◆ Problem to solve ◆
Please reproduce the entire listing exactly.

Given records START

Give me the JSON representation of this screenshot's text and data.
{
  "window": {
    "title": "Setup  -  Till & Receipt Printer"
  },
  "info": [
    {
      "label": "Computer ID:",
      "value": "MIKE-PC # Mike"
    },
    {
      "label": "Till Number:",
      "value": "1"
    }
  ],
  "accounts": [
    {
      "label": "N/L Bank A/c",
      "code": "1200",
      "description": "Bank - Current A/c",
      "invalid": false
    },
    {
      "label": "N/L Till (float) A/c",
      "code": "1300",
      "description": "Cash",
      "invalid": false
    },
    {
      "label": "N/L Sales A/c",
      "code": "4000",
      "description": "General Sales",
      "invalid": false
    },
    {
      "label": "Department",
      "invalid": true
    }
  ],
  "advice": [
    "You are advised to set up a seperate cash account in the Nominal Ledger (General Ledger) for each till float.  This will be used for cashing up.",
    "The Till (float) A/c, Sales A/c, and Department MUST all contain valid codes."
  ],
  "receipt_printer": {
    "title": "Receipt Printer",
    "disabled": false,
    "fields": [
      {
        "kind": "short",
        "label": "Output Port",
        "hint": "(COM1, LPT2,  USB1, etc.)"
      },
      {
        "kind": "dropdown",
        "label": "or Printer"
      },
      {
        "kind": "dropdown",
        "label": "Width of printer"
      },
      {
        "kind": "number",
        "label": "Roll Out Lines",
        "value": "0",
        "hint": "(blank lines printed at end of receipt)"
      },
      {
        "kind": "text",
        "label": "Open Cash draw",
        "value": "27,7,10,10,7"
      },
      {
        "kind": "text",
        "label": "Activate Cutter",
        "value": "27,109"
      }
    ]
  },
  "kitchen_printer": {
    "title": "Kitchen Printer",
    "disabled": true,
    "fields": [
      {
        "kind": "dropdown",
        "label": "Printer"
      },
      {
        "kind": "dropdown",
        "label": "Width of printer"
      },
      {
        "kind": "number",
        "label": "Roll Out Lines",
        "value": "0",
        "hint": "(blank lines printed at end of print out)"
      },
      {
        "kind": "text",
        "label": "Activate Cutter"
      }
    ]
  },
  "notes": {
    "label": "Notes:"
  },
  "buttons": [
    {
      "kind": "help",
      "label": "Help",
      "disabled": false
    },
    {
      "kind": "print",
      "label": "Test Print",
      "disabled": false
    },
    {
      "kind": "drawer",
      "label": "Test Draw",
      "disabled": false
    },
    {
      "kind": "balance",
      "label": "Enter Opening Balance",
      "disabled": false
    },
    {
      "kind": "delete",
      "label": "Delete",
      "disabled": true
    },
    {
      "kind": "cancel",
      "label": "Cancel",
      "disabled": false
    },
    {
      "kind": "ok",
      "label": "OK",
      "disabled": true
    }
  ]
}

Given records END

◆ Task output ◆
Give me the JSON representation of this screenshot's text and data.
{
  "window": {
    "title": "Setup  -  Till & Receipt Printer"
  },
  "info": [
    {
      "label": "Computer ID:",
      "value": "MIKE-PC # Mike"
    },
    {
      "label": "Till Number:",
      "value": "1"
    }
  ],
  "accounts": [
    {
      "label": "N/L Bank A/c",
      "code": "1200",
      "description": "Bank - Current A/c",
      "invalid": false
    },
    {
      "label": "N/L Till (float) A/c",
      "code": "1300",
      "description": "Cash",
      "invalid": false
    },
    {
      "label": "N/L Sales A/c",
      "code": "4000",
      "description": "General Sales",
      "invalid": false
    },
    {
      "label": "Department",
      "invalid": true
    }
  ],
  "advice": [
    "You are advised to set up a seperate cash account in the Nominal Ledger (General Ledger) for each till float.  This will be used for cashing up.",
    "The Till (float) A/c, Sales A/c, and Department MUST all contain valid codes."
  ],
  "receipt_printer": {
    "title": "Receipt Printer",
    "disabled": false,
    "fields": [
      {
        "kind": "short",
        "label": "Output Port",
        "hint": "(COM1, LPT2,  USB1, etc.)"
      },
      {
        "kind": "dropdown",
        "label": "or Printer"
      },
      {
        "kind": "dropdown",
        "label": "Width of printer"
      },
      {
        "kind": "number",
        "label": "Roll Out Lines",
        "value": "0",
        "hint": "(blank lines printed at end of receipt)"
      },
      {
        "kind": "text",
        "label": "Open Cash draw",
        "value": "27,7,10,10,7"
      },
      {
        "kind": "text",
        "label": "Activate Cutter",
        "value": "27,109"
      }
    ]
  },
  "kitchen_printer": {
    "title": "Kitchen Printer",
    "disabled": true,
    "fields": [
      {
        "kind": "dropdown",
        "label": "Printer"
      },
      {
        "kind": "dropdown",
        "label": "Width of printer"
      },
      {
        "kind": "number",
        "label": "Roll Out Lines",
        "value": "0",
        "hint": "(blank lines printed at end of print out)"
      },
      {
        "kind": "text",
        "label": "Activate Cutter"
      }
    ]
  },
  "notes": {
    "label": "Notes:"
  },
  "buttons": [
    {
      "kind": "help",
      "label": "Help",
      "disabled": false
    },
    {
      "kind": "print",
      "label": "Test Print",
      "disabled": false
    },
    {
      "kind": "drawer",
      "label": "Test Draw",
      "disabled": false
    },
    {
      "kind": "balance",
      "label": "Enter Opening Balance",
      "disabled": false
    },
    {
      "kind": "delete",
      "label": "Delete",
      "disabled": true
    },
    {
      "kind": "cancel",
      "label": "Cancel",
      "disabled": false
    },
    {
      "kind": "ok",
      "label": "OK",
      "disabled": true
    }
  ]
}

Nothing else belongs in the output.